▶ _What to work on_: Each record below has to be printed verbatim.

━━━ Data for review

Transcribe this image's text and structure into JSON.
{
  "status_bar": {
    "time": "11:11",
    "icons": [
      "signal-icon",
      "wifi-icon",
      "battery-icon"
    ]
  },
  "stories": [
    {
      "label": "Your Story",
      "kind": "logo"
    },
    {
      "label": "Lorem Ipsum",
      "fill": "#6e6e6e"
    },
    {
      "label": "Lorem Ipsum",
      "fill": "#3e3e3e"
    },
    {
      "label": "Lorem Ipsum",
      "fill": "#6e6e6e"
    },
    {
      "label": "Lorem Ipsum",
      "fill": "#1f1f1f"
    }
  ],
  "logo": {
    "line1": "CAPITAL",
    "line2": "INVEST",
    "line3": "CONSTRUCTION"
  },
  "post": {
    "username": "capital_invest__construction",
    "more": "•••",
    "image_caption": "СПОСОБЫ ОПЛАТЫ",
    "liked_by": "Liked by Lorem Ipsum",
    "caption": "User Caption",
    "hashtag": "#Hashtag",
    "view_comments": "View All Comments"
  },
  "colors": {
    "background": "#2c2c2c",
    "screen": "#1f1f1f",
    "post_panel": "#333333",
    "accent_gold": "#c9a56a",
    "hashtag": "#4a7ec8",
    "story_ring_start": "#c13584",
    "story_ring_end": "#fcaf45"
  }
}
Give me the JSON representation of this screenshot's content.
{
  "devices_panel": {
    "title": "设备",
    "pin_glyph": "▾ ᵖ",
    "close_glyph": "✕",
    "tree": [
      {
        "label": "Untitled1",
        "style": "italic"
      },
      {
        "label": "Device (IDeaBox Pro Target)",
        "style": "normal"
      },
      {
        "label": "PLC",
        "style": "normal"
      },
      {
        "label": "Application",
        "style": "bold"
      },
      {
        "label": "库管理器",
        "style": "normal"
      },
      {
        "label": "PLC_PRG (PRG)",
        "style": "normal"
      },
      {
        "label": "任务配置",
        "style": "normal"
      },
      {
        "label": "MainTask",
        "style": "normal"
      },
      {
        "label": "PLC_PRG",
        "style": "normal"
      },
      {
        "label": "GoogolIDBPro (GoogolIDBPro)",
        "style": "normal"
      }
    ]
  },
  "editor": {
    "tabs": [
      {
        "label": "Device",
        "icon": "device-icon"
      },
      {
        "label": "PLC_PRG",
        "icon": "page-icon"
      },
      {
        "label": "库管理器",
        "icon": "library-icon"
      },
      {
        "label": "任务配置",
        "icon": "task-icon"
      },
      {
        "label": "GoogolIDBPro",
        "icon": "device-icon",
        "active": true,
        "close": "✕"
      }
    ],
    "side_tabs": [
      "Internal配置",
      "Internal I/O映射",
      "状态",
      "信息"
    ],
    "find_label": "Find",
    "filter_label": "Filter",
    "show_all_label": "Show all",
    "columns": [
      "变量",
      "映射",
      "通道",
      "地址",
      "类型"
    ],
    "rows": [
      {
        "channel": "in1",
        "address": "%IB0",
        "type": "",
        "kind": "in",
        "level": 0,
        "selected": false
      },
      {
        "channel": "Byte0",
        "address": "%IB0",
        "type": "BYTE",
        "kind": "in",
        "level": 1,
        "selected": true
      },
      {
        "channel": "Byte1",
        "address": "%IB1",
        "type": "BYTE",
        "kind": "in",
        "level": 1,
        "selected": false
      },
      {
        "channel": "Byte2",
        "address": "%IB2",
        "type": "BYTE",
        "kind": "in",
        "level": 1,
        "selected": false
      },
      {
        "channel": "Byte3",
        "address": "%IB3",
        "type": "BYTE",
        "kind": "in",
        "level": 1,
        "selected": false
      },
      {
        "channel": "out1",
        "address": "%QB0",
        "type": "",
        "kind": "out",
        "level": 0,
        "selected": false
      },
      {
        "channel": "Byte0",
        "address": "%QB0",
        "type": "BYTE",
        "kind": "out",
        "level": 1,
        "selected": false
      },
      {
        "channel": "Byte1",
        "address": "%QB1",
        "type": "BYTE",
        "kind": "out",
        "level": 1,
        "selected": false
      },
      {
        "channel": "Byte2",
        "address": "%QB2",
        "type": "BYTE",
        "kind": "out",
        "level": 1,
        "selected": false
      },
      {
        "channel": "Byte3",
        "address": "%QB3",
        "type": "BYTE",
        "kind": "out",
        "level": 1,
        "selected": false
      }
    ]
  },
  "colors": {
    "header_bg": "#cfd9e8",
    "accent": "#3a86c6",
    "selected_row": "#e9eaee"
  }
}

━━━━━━

▶ _Response_:
Transcribe this image's text and structure into JSON.
{
  "status_bar": {
    "time": "11:11",
    "icons": [
      "signal-icon",
      "wifi-icon",
      "battery-icon"
    ]
  },
  "stories": [
    {
      "label": "Your Story",
      "kind": "logo"
    },
    {
      "label": "Lorem Ipsum",
      "fill": "#6e6e6e"
    },
    {
      "label": "Lorem Ipsum",
      "fill": "#3e3e3e"
    },
    {
      "label": "Lorem Ipsum",
      "fill": "#6e6e6e"
    },
    {
      "label": "Lorem Ipsum",
      "fill": "#1f1f1f"
    }
  ],
  "logo": {
    "line1": "CAPITAL",
    "line2": "INVEST",
    "line3": "CONSTRUCTION"
  },
  "post": {
    "username": "capital_invest__construction",
    "more": "•••",
    "image_caption": "СПОСОБЫ ОПЛАТЫ",
    "liked_by": "Liked by Lorem Ipsum",
    "caption": "User Caption",
    "hashtag": "#Hashtag",
    "view_comments": "View All Comments"
  },
  "colors": {
    "background": "#2c2c2c",
    "screen": "#1f1f1f",
    "post_panel": "#333333",
    "accent_gold": "#c9a56a",
    "hashtag": "#4a7ec8",
    "story_ring_start": "#c13584",
    "story_ring_end": "#fcaf45"
  }
}
Give me the JSON representation of this screenshot's content.
{
  "devices_panel": {
    "title": "设备",
    "pin_glyph": "▾ ᵖ",
    "close_glyph": "✕",
    "tree": [
      {
        "label": "Untitled1",
        "style": "italic"
      },
      {
        "label": "Device (IDeaBox Pro Target)",
        "style": "normal"
      },
      {
        "label": "PLC",
        "style": "normal"
      },
      {
        "label": "Application",
        "style": "bold"
      },
      {
        "label": "库管理器",
        "style": "normal"
      },
      {
        "label": "PLC_PRG (PRG)",
        "style": "normal"
      },
      {
        "label": "任务配置",
        "style": "normal"
      },
      {
        "label": "MainTask",
        "style": "normal"
      },
      {
        "label": "PLC_PRG",
        "style": "normal"
      },
      {
        "label": "GoogolIDBPro (GoogolIDBPro)",
        "style": "normal"
      }
    ]
  },
  "editor": {
    "tabs": [
      {
        "label": "Device",
        "icon": "device-icon"
      },
      {
        "label": "PLC_PRG",
        "icon": "page-icon"
      },
      {
        "label": "库管理器",
        "icon": "library-icon"
      },
      {
        "label": "任务配置",
        "icon": "task-icon"
      },
      {
        "label": "GoogolIDBPro",
        "icon": "device-icon",
        "active": true,
        "close": "✕"
      }
    ],
    "side_tabs": [
      "Internal配置",
      "Internal I/O映射",
      "状态",
      "信息"
    ],
    "find_label": "Find",
    "filter_label": "Filter",
    "show_all_label": "Show all",
    "columns": [
      "变量",
      "映射",
      "通道",
      "地址",
      "类型"
    ],
    "rows": [
      {
        "channel": "in1",
        "address": "%IB0",
        "type": "",
        "kind": "in",
        "level": 0,
        "selected": false
      },
      {
        "channel": "Byte0",
        "address": "%IB0",
        "type": "BYTE",
        "kind": "in",
        "level": 1,
        "selected": true
      },
      {
        "channel": "Byte1",
        "address": "%IB1",
        "type": "BYTE",
        "kind": "in",
        "level": 1,
        "selected": false
      },
      {
        "channel": "Byte2",
        "address": "%IB2",
        "type": "BYTE",
        "kind": "in",
        "level": 1,
        "selected": false
      },
      {
        "channel": "Byte3",
        "address": "%IB3",
        "type": "BYTE",
        "kind": "in",
        "level": 1,
        "selected": false
      },
      {
        "channel": "out1",
        "address": "%QB0",
        "type": "",
        "kind": "out",
        "level": 0,
        "selected": false
      },
      {
        "channel": "Byte0",
        "address": "%QB0",
        "type": "BYTE",
        "kind": "out",
        "level": 1,
        "selected": false
      },
      {
        "channel": "Byte1",
        "address": "%QB1",
        "type": "BYTE",
        "kind": "out",
        "level": 1,
        "selected": false
      },
      {
        "channel": "Byte2",
        "address": "%QB2",
        "type": "BYTE",
        "kind": "out",
        "level": 1,
        "selected": false
      },
      {
        "channel": "Byte3",
        "address": "%QB3",
        "type": "BYTE",
        "kind": "out",
        "level": 1,
        "selected": false
      }
    ]
  },
  "colors": {
    "header_bg": "#cfd9e8",
    "accent": "#3a86c6",
    "selected_row": "#e9eaee"
  }
}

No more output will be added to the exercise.